Most artificial disc implants are engineered to last for a very long time.  The protocol for FDA certification in the U.S. requires the device to last for at least ten million cycles.  For example, the ProDisc-C (Cervical) has been tested to ten million cycles (Synthes, 2011). The M6 device has been tested to more than 30 million cycles, after which the disc was still completely functional and within normal limits of motion and function.  This means the M6 implant is expected to last for 60-75 years before suffering significant wear.  Incidentally, this is far more durable than human discs, most of which begin to deteriorate after only 20-30 years of life.

If you undergo disc replacement, you should never need to have that disc replaced in normal circumstances.  Unlike some other joint implants, where we can predict that another replacement or resection will be needed in 10-20 years, a quality artificial disc should last a lifetime.  Given the construction materials and techniques, modern disc implants should never need to be replaced or removed.

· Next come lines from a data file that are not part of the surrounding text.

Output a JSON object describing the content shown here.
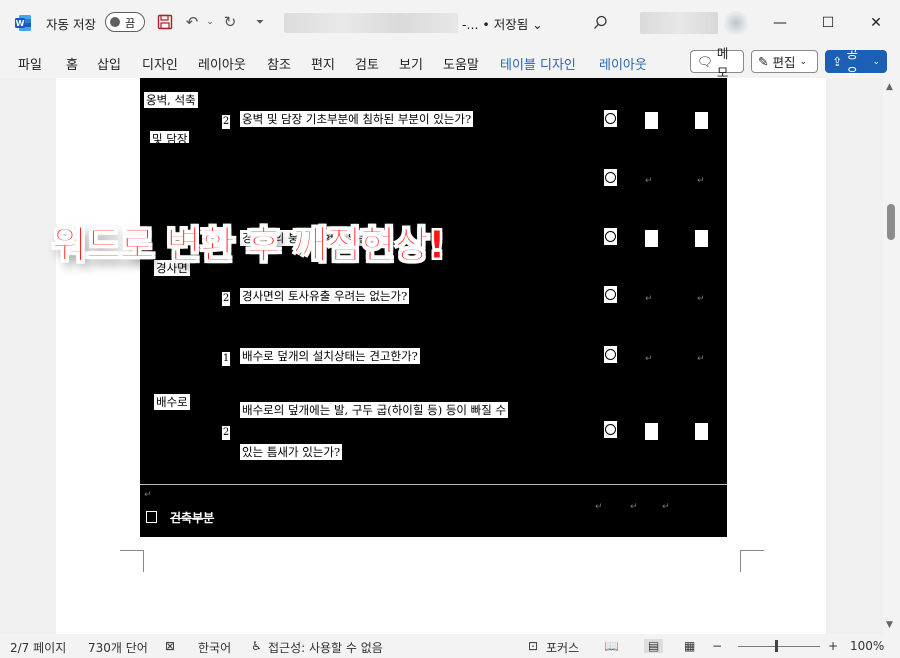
{
  "titlebar": {
    "autosave_label": "자동 저장",
    "toggle_state": "끔",
    "doc_title_suffix": "-... • 저장됨",
    "chevron": "⌄"
  },
  "ribbon": {
    "tabs": [
      "파일",
      "홈",
      "삽입",
      "디자인",
      "레이아웃",
      "참조",
      "편지",
      "검토",
      "보기",
      "도움말"
    ],
    "context_tabs": [
      "테이블 디자인",
      "레이아웃"
    ],
    "comment_label": "메모",
    "edit_label": "편집",
    "share_label": "공유"
  },
  "document": {
    "rows": [
      {
        "category": "옹벽, 석축",
        "category2": "및 담장",
        "num": "2",
        "question": "옹벽 및 담장 기초부분에 침하된 부분이 있는가?"
      },
      {
        "category": "",
        "num": "",
        "question": "...벽..."
      },
      {
        "category": "",
        "num": "1",
        "question": "경사면의 붕괴 위험은 없는가?"
      },
      {
        "category": "경사면",
        "num": "2",
        "question": "경사면의 토사유출 우려는 없는가?"
      },
      {
        "category": "",
        "num": "1",
        "question": "배수로 덮개의 설치상태는 견고한가?"
      },
      {
        "category": "배수로",
        "num": "2",
        "question": "배수로의 덮개에는 발, 구두 굽(하이힐 등) 등이 빠질 수",
        "question2": "있는 틈새가 있는가?"
      }
    ],
    "section_label": "건축부분",
    "return_mark": "↵"
  },
  "overlay_text": "워드로 변환 후 깨짐현상!",
  "status": {
    "page": "2/7 페이지",
    "words": "730개 단어",
    "language": "한국어",
    "accessibility": "접근성: 사용할 수 없음",
    "focus": "포커스",
    "zoom": "100%"
  }
}
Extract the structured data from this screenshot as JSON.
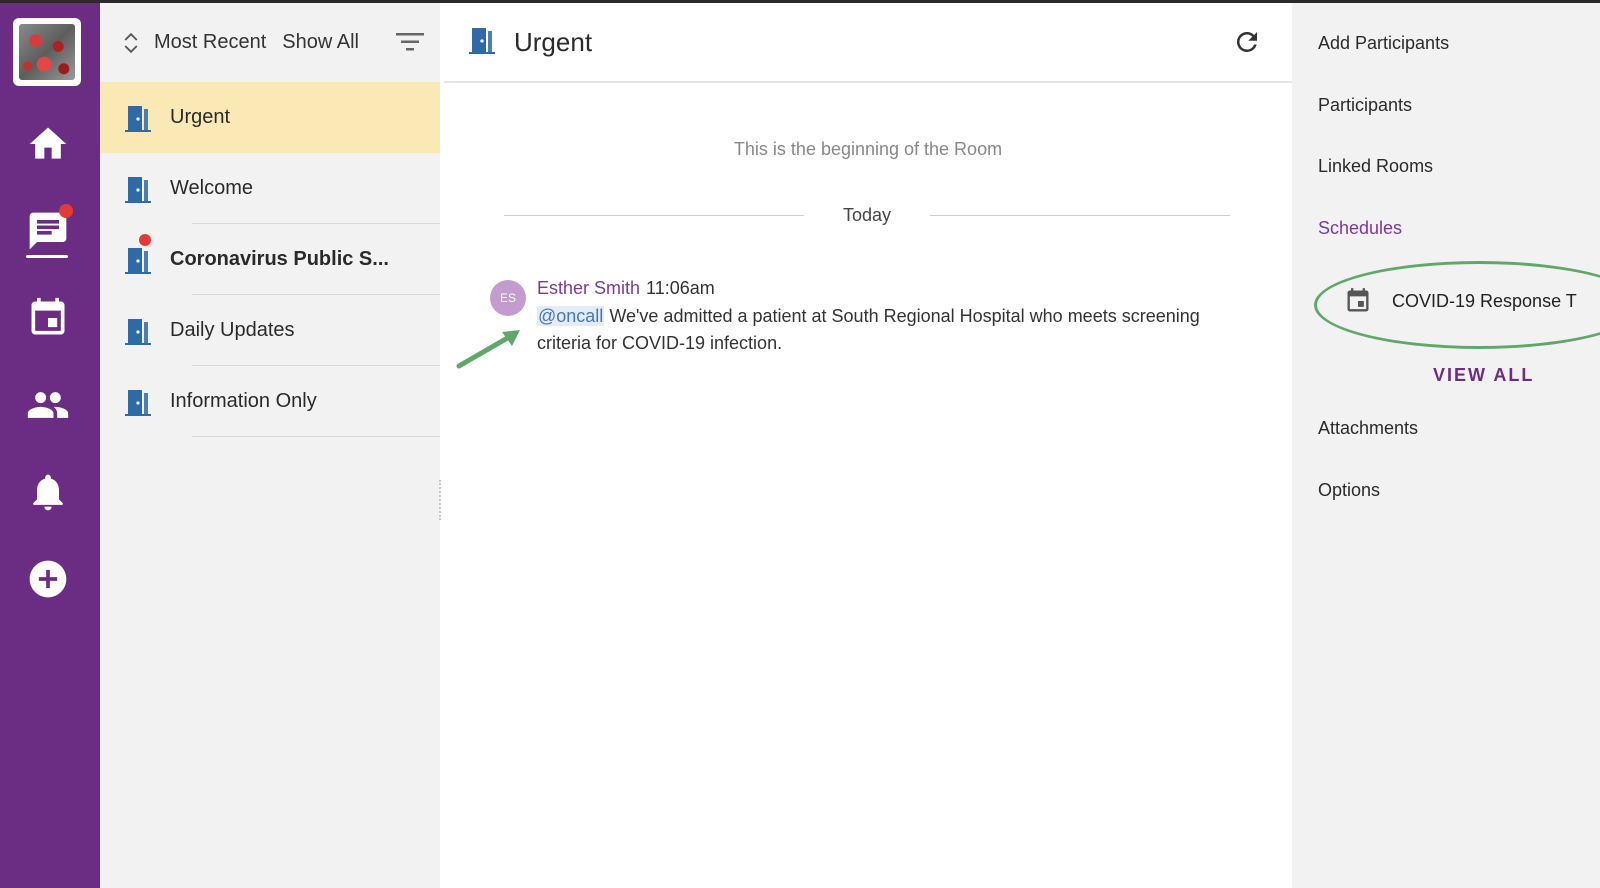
{
  "rail": {
    "items": [
      "home",
      "messages",
      "calendar",
      "people",
      "notifications",
      "add"
    ]
  },
  "rooms_panel": {
    "sort_label": "Most Recent",
    "filter_label": "Show All",
    "rooms": [
      {
        "name": "Urgent",
        "active": true,
        "unread": false
      },
      {
        "name": "Welcome",
        "active": false,
        "unread": false
      },
      {
        "name": "Coronavirus Public S...",
        "active": false,
        "unread": true
      },
      {
        "name": "Daily Updates",
        "active": false,
        "unread": false
      },
      {
        "name": "Information Only",
        "active": false,
        "unread": false
      }
    ]
  },
  "chat": {
    "title": "Urgent",
    "beginning_text": "This is the beginning of the Room",
    "date_divider": "Today",
    "message": {
      "avatar_initials": "ES",
      "author": "Esther Smith",
      "time": "11:06am",
      "mention": "@oncall",
      "text": " We've admitted a patient at South Regional Hospital who meets screening criteria for COVID-19 infection."
    }
  },
  "side_panel": {
    "add_participants": "Add Participants",
    "participants": "Participants",
    "linked_rooms": "Linked Rooms",
    "schedules": "Schedules",
    "schedule_item": "COVID-19 Response T",
    "view_all": "VIEW ALL",
    "attachments": "Attachments",
    "options": "Options"
  },
  "colors": {
    "rail": "#6b2d83",
    "active_room": "#fbe9b5",
    "accent": "#7b3a95",
    "door_icon": "#2e6aa6",
    "highlight_oval": "#5fa86a"
  }
}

The cost of disc replacement is a common concern for many patients.  And with the advent of medical tourism, more and more people are researching their options as they seek out the best surgical team and the best devices from around the world.  While the price of surgery should never be the primary factor in these decisions, it is a factor after all.  However, the cost of not having ADR surgery is worth discussing.

Back pain costs society an enormous amount of money.  The World Health Organization estimates that back pain costs the Unites States alone 100 to 200 billion dollars each year! (WHO, 2004)  But those who experience back pain firsthand (and those that live and work with them) know the cost is far greater.  The cost to relationships, at work and at home, can be devastating.  How can we place a value on the ability of a father to support his family?  Or a mother to lift her child?  Simply put, we cannot.  These factors, though more subjective than the money paid for medical care or the compensation lost due to time off work, are ultimately without price…or priceless.

Next Chapter – Disc Replacement Surgeons > >

The Disc Replacement Book – A Back in Motion

By Jim Rider

About the Author

Motion – A Natural State

The Evolution of Disc Replacement

Surgical Options – Fusion – The Gold Standard?

Disc Replacement Procedure – Dr. Jan Spiller, Chief Orthopedic Surgeon

Disc Replacement Studies

Disc Replacement FAQ

Disc Replacement Surgeons

Disc Replacement Success Stories

Stenum and Back – My Disc Replacement Story – 2003

Free MRI Review